Let our lives be in accordance with our convictions of right, each striving to carry out our principles
From a sermon delivered at the Cherry Street Meeting in Philadelphia, September 30, 1849. In Lucretia Mott Speaking. Edited by Margaret Hope Bacon1
Political and social reformer Lucretia Coffin Mott was born on January 3, 1793 in Nantucket, Massachusetts. Inspired by a father who encouraged his daughters to be useful and by a mother who was active in business affairs, Lucretia Mott agitated for the oppressed while raising six children. Over the course of her lifetime, Mott actively participated in many of the reform movements of the day including abolition, temperance, and pacifism. Most importantly, however, she inaugurated the woman suffrage movement.
Mott’s commitment to women’s equality was strengthened by her experience as a student and teacher in Poughkeepsie, New York. While at a Quaker boarding school there, she was struck by the fact that “the charge for the education of girls was the same as that for boys, and that when they became teachers, women received but half as much as men for their services…The injustice of this was so apparent,” Mott recalled in an autobiographical sketch, “that I early resolved to claim for my sex all that an impartial Creator had bestowed.”
After marrying fellow teacher James Mott in 1811, she resided in Philadelphia. Both Mott and her husband were ardent abolitionists and members of the Society of Friends. After passage of the Fugitive Slave Law of 1850, the Mott home became a station on the underground railroad. Mott’s insight and abilities as a speaker resulted in her 1821 recognition as a minister. By the 1830s, Mott traveled widely lecturing against war, intemperance, and slavery.
Mott met Elizabeth Cady Stanton at an 1840 meeting of the World Anti-Slavery Conference in London. Though delegates to the convention, Mott and Stanton were denied the right to participate because of their gender. They agreed that the status of women must be advanced.
In 1848, Mott and Stanton launched the woman’s rights movement in the United States by calling the Seneca Falls Convention. The Declaration of Sentiments signed by Stanton, Mott, and other participants called for the extension of basic civil rights to women. These included the right to vote and the right to hold property.
On the centennial of American independence, Mott and the National Woman Suffrage Association renewed their call for women’s equality in their 1876 Declaration and Protest of the Women of the United States. The document called for impeachment of United States leaders on the grounds that they taxed women without representation and denied women trial by a jury of peers.

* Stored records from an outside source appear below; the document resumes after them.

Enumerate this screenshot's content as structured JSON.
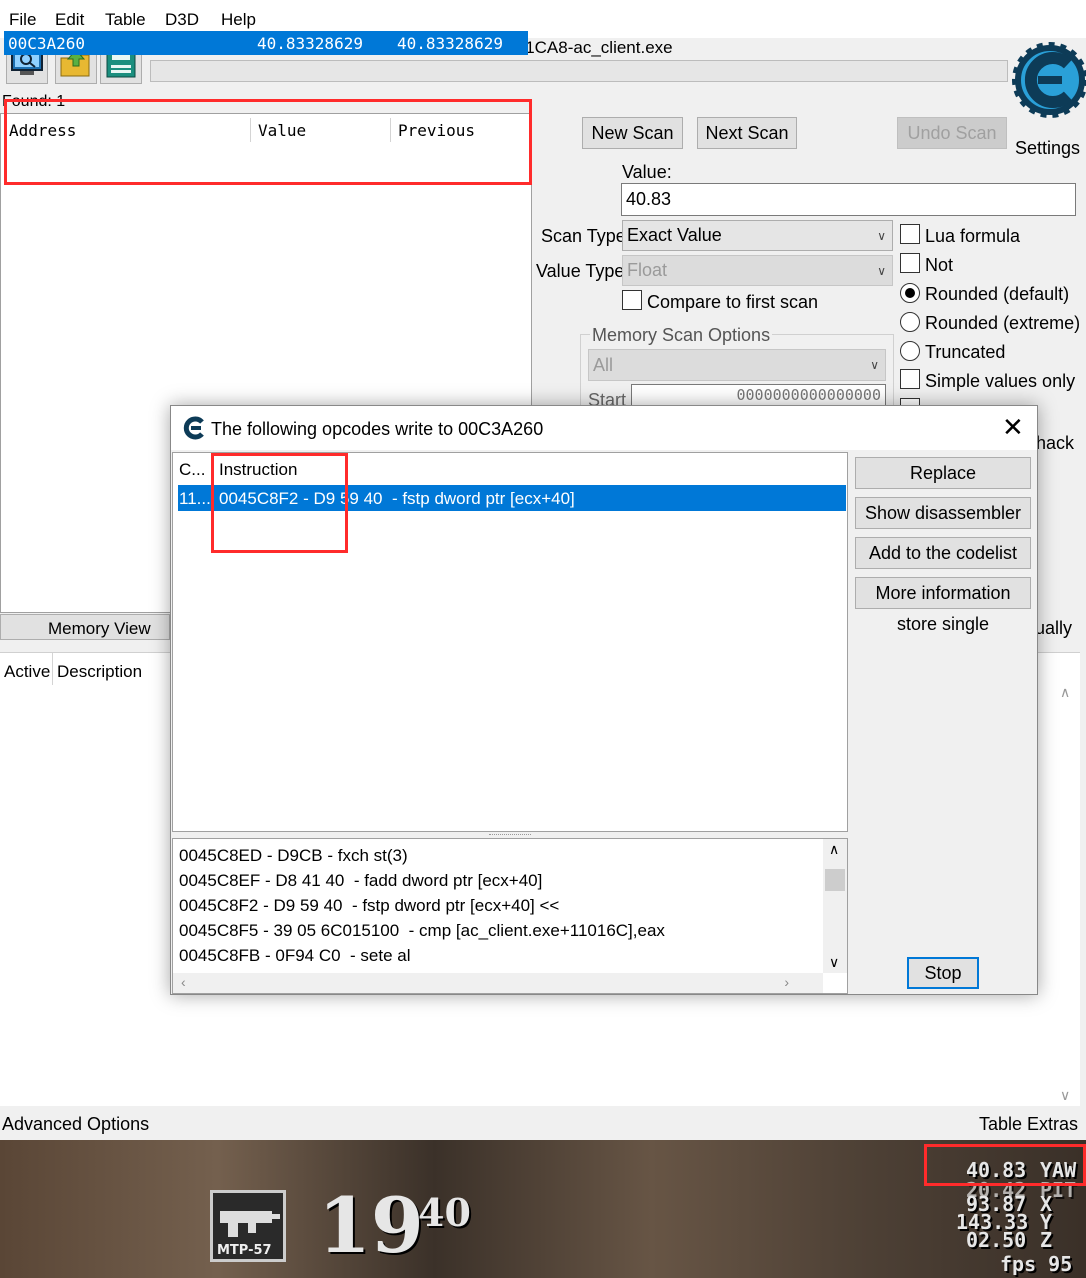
{
  "menu": [
    "File",
    "Edit",
    "Table",
    "D3D",
    "Help"
  ],
  "process_title": "00001CA8-ac_client.exe",
  "settings_label": "Settings",
  "found_label": "Found: 1",
  "results": {
    "columns": [
      "Address",
      "Value",
      "Previous"
    ],
    "rows": [
      {
        "address": "00C3A260",
        "value": "40.83328629",
        "previous": "40.83328629"
      }
    ]
  },
  "scan": {
    "new_scan": "New Scan",
    "next_scan": "Next Scan",
    "undo_scan": "Undo Scan",
    "value_label": "Value:",
    "value": "40.83",
    "scan_type_label": "Scan Type",
    "scan_type": "Exact Value",
    "value_type_label": "Value Type",
    "value_type": "Float",
    "compare_first": "Compare to first scan",
    "options": {
      "lua_formula": "Lua formula",
      "not": "Not",
      "rounded_default": "Rounded (default)",
      "rounded_extreme": "Rounded (extreme)",
      "truncated": "Truncated",
      "simple_values": "Simple values only"
    },
    "memory_group": "Memory Scan Options",
    "memory_region": "All",
    "start_label": "Start",
    "start_value": "0000000000000000",
    "partial_hack": "hack",
    "partial_ually": "ually"
  },
  "memory_view": "Memory View",
  "table": {
    "active": "Active",
    "description": "Description"
  },
  "advanced_options": "Advanced Options",
  "table_extras": "Table Extras",
  "dialog": {
    "title": "The following opcodes write to 00C3A260",
    "col_count": "C...",
    "col_instruction": "Instruction",
    "row_count": "11...",
    "row_instruction": "0045C8F2 - D9 59 40  - fstp dword ptr [ecx+40]",
    "buttons": {
      "replace": "Replace",
      "show_disassembler": "Show disassembler",
      "add_codelist": "Add to the codelist",
      "more_info": "More information",
      "stop": "Stop"
    },
    "info_text": "store single",
    "disassembly": [
      "0045C8ED - D9CB - fxch st(3)",
      "0045C8EF - D8 41 40  - fadd dword ptr [ecx+40]",
      "0045C8F2 - D9 59 40  - fstp dword ptr [ecx+40] <<",
      "0045C8F5 - 39 05 6C015100  - cmp [ac_client.exe+11016C],eax",
      "0045C8FB - 0F94 C0  - sete al"
    ]
  },
  "game_hud": {
    "weapon": "MTP-57",
    "ammo": "19",
    "mag": "40",
    "yaw_value": "40.83",
    "yaw_label": "YAW",
    "pitch_value": "20.42",
    "pitch_label": "PIT",
    "x_value": "93.87",
    "x_label": "X",
    "y_value": "143.33",
    "y_label": "Y",
    "z_value": "02.50",
    "z_label": "Z",
    "fps": "fps 95"
  }
}
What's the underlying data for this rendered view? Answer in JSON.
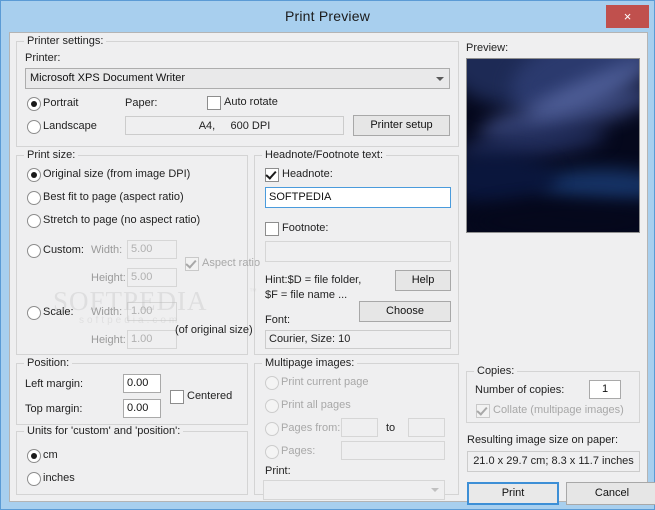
{
  "window": {
    "title": "Print Preview",
    "close_label": "×",
    "titlebar_color": "#a8cfee",
    "close_color": "#c0504d"
  },
  "printer_settings": {
    "group_label": "Printer settings:",
    "printer_label": "Printer:",
    "printer_value": "Microsoft XPS Document Writer",
    "orientation": {
      "portrait": "Portrait",
      "landscape": "Landscape",
      "selected": "Portrait"
    },
    "paper_label": "Paper:",
    "auto_rotate_label": "Auto rotate",
    "auto_rotate_checked": false,
    "paper_size": "A4,",
    "paper_dpi": "600 DPI",
    "printer_setup_button": "Printer setup"
  },
  "print_size": {
    "group_label": "Print size:",
    "options": [
      {
        "label": "Original size (from image DPI)",
        "selected": true
      },
      {
        "label": "Best fit to page (aspect ratio)",
        "selected": false
      },
      {
        "label": "Stretch to page (no aspect ratio)",
        "selected": false
      },
      {
        "label": "Custom:",
        "selected": false
      },
      {
        "label": "Scale:",
        "selected": false
      }
    ],
    "custom_width_label": "Width:",
    "custom_width_value": "5.00",
    "custom_height_label": "Height:",
    "custom_height_value": "5.00",
    "aspect_ratio_label": "Aspect ratio",
    "aspect_ratio_checked": true,
    "scale_width_label": "Width:",
    "scale_width_value": "1.00",
    "scale_height_label": "Height:",
    "scale_height_value": "1.00",
    "of_original_size_label": "(of original size)"
  },
  "headnote_footnote": {
    "group_label": "Headnote/Footnote text:",
    "headnote_label": "Headnote:",
    "headnote_checked": true,
    "headnote_value": "SOFTPEDIA",
    "footnote_label": "Footnote:",
    "footnote_checked": false,
    "footnote_value": "",
    "hint_line1": "Hint:$D = file folder,",
    "hint_line2": "$F = file name ...",
    "help_button": "Help",
    "choose_button": "Choose",
    "font_label": "Font:",
    "font_value": "Courier, Size: 10"
  },
  "position": {
    "group_label": "Position:",
    "left_margin_label": "Left margin:",
    "left_margin_value": "0.00",
    "top_margin_label": "Top margin:",
    "top_margin_value": "0.00",
    "centered_label": "Centered",
    "centered_checked": false
  },
  "units": {
    "group_label": "Units for 'custom' and 'position':",
    "options": [
      {
        "label": "cm",
        "selected": true
      },
      {
        "label": "inches",
        "selected": false
      }
    ]
  },
  "multipage": {
    "group_label": "Multipage images:",
    "options": [
      {
        "label": "Print current page",
        "selected": false
      },
      {
        "label": "Print all pages",
        "selected": false
      },
      {
        "label": "Pages from:",
        "selected": false
      },
      {
        "label": "Pages:",
        "selected": false
      }
    ],
    "to_label": "to",
    "pages_from_value": "",
    "pages_to_value": "",
    "pages_value": "",
    "print_label": "Print:",
    "print_value": ""
  },
  "preview": {
    "label": "Preview:"
  },
  "copies": {
    "group_label": "Copies:",
    "number_label": "Number of copies:",
    "number_value": "1",
    "collate_label": "Collate (multipage images)",
    "collate_checked": true
  },
  "result": {
    "label": "Resulting image size on paper:",
    "value": "21.0 x 29.7 cm; 8.3 x 11.7 inches"
  },
  "actions": {
    "print_button": "Print",
    "cancel_button": "Cancel"
  },
  "watermark": {
    "main": "SOFTPEDIA",
    "sub": "softpedia.com",
    "tm": "™"
  }
}
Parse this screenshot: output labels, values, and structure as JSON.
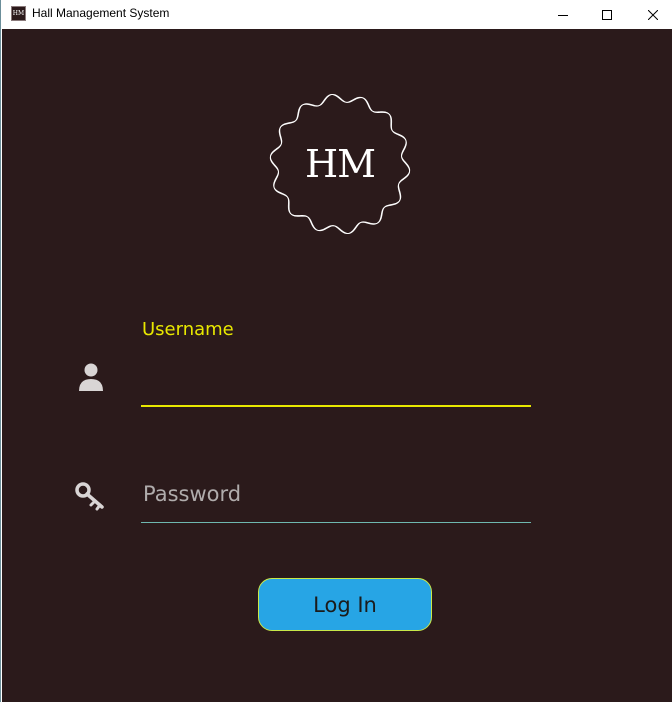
{
  "window": {
    "title": "Hall Management System",
    "icon_text": "HM",
    "controls": {
      "minimize": "minimize-icon",
      "maximize": "maximize-icon",
      "close": "close-icon"
    }
  },
  "logo": {
    "text": "HM"
  },
  "form": {
    "username": {
      "label": "Username",
      "value": "",
      "icon": "user-icon"
    },
    "password": {
      "placeholder": "Password",
      "value": "",
      "icon": "key-icon"
    },
    "login_label": "Log In"
  },
  "colors": {
    "background": "#2b1a1b",
    "accent": "#e8e800",
    "button": "#27a5e5",
    "password_underline": "#6fb8b0"
  }
}
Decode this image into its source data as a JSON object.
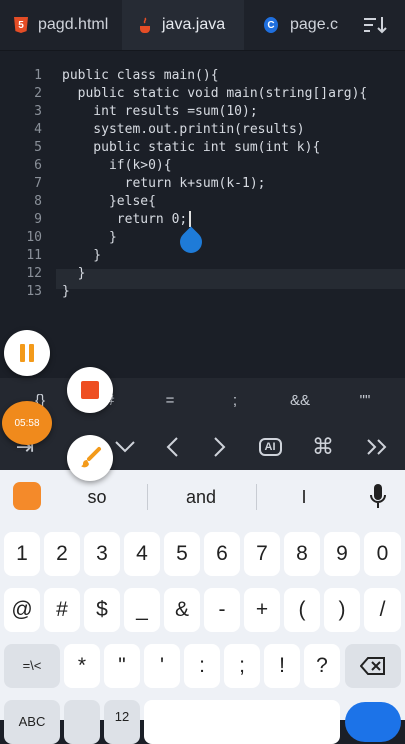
{
  "tabs": [
    {
      "label": "pagd.html",
      "icon": "html5-icon",
      "icon_glyph": "5"
    },
    {
      "label": "java.java",
      "icon": "java-icon"
    },
    {
      "label": "page.c",
      "icon": "c-icon",
      "icon_glyph": "C"
    }
  ],
  "code": {
    "line_numbers": [
      "1",
      "2",
      "3",
      "4",
      "5",
      "6",
      "7",
      "8",
      "9",
      "10",
      "11",
      "12",
      "13"
    ],
    "lines": [
      "public class main(){",
      "  public static void main(string[]arg){",
      "    int results =sum(10);",
      "    system.out.printin(results)",
      "    public static int sum(int k){",
      "      if(k>0){",
      "        return k+sum(k-1);",
      "      }else{",
      "       return 0;",
      "      }",
      "    }",
      "  }",
      "}"
    ]
  },
  "recorder": {
    "timer": "05:58"
  },
  "symbols": [
    "{}",
    "#",
    "=",
    ";",
    "&&",
    "\"\""
  ],
  "suggestions": [
    "so",
    "and",
    "I"
  ],
  "keys": {
    "numbers": [
      "1",
      "2",
      "3",
      "4",
      "5",
      "6",
      "7",
      "8",
      "9",
      "0"
    ],
    "symbols1": [
      "@",
      "#",
      "$",
      "_",
      "&",
      "-",
      "+",
      "(",
      ")",
      "/"
    ],
    "row3": [
      "=\\<",
      "*",
      "\"",
      "'",
      ":",
      ";",
      "!",
      "?"
    ],
    "row4": [
      "ABC",
      "12"
    ]
  },
  "colors": {
    "accent": "#1c73e8",
    "recorder": "#f08a1c"
  }
}
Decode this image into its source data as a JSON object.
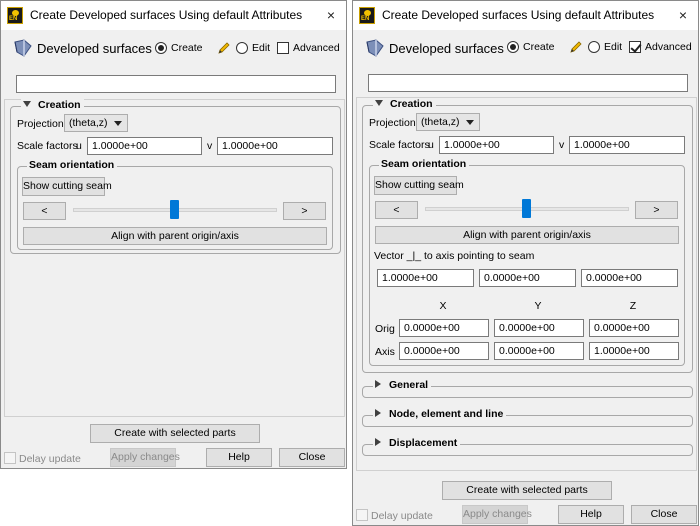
{
  "dialog": {
    "title": "Create Developed surfaces Using default Attributes",
    "header_title": "Developed surfaces",
    "mode_create": "Create",
    "mode_edit": "Edit",
    "advanced_label": "Advanced",
    "name_value": "",
    "creation_legend": "Creation",
    "projection_label": "Projection",
    "projection_value": "(theta,z)",
    "scale_label": "Scale factors",
    "scale_u_label": "u",
    "scale_u_value": "1.0000e+00",
    "scale_v_label": "v",
    "scale_v_value": "1.0000e+00",
    "seam_legend": "Seam orientation",
    "show_seam_label": "Show cutting seam",
    "prev_label": "<",
    "next_label": ">",
    "align_label": "Align with parent origin/axis",
    "vector_label": "Vector _|_ to axis pointing to seam",
    "vector_values": [
      "1.0000e+00",
      "0.0000e+00",
      "0.0000e+00"
    ],
    "col_x": "X",
    "col_y": "Y",
    "col_z": "Z",
    "orig_label": "Orig",
    "orig_values": [
      "0.0000e+00",
      "0.0000e+00",
      "0.0000e+00"
    ],
    "axis_label": "Axis",
    "axis_values": [
      "0.0000e+00",
      "0.0000e+00",
      "1.0000e+00"
    ],
    "general_label": "General",
    "node_label": "Node, element and line",
    "displacement_label": "Displacement",
    "create_selected_label": "Create with selected parts",
    "delay_update_label": "Delay update",
    "apply_label": "Apply changes",
    "help_label": "Help",
    "close_label": "Close",
    "close_icon": "×",
    "slider_position": 0.5
  },
  "left_state": {
    "advanced_checked": false,
    "mode": "create"
  },
  "right_state": {
    "advanced_checked": true,
    "mode": "create"
  },
  "colors": {
    "accent": "#0078d7",
    "window_bg": "#f0f0f0"
  }
}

Though women did not receive the right to vote for another forty years after Mott’s 1880 death, she lived to see fulfillment of several demands set forth in the Declaration of Sentiments. By 1880, for example, most states granted a woman the right to hold property independent of her husband, and several state and private colleges admitted women.
Learn more about the life and times of Lucretia Mott and other American foremothers:
- Visit Votes for Women, 1848-1921. This collection includes the minutes of twenty-two Woman’s Rights conventions, many from Mott’s most active years in the movement. Search on convention to explore this archive. The timeline One Hundred Years Toward Suffrage provides an overview of the movement.
- Browse the subject index of “Votes for Women” Suffrage Pictures, 1850-1920 to locate portraits of movement leaders, as well as photographs pertaining to the history of the cause.
- Like Mott, Elizabeth Cady Stanton was concerned about women’s positions within social institutions. Stanton’s The Woman’s Bible set forth her views on religion and the church’s role in limiting women’s progress. A draft of this work is featured in Words and Deeds in American History.
- Examine the Declaration of the Anti-Slavery Convention assembled in Philadelphia on December 4, 1833 which is in the collection An American Time Capsule: Three Centuries of Broadsides and Other Printed Ephemera. James Mott is included in the list of signatories at the bottom of the document.
I have no idea of submitting tamely to injustice inflicted either on me or on the slave. I will oppose it with all the moral powers with which i am endowed. I am no advocate of passivity.
Sources: Margaret Hope Bacon, editor, Lucretia Mott Speaking : Excerpts from the Sermons & Speeches of a Famous Nineteenth Century Quaker Minister & Reformer (Wallingford, Pa.: Pendle Hill Publications, 1980).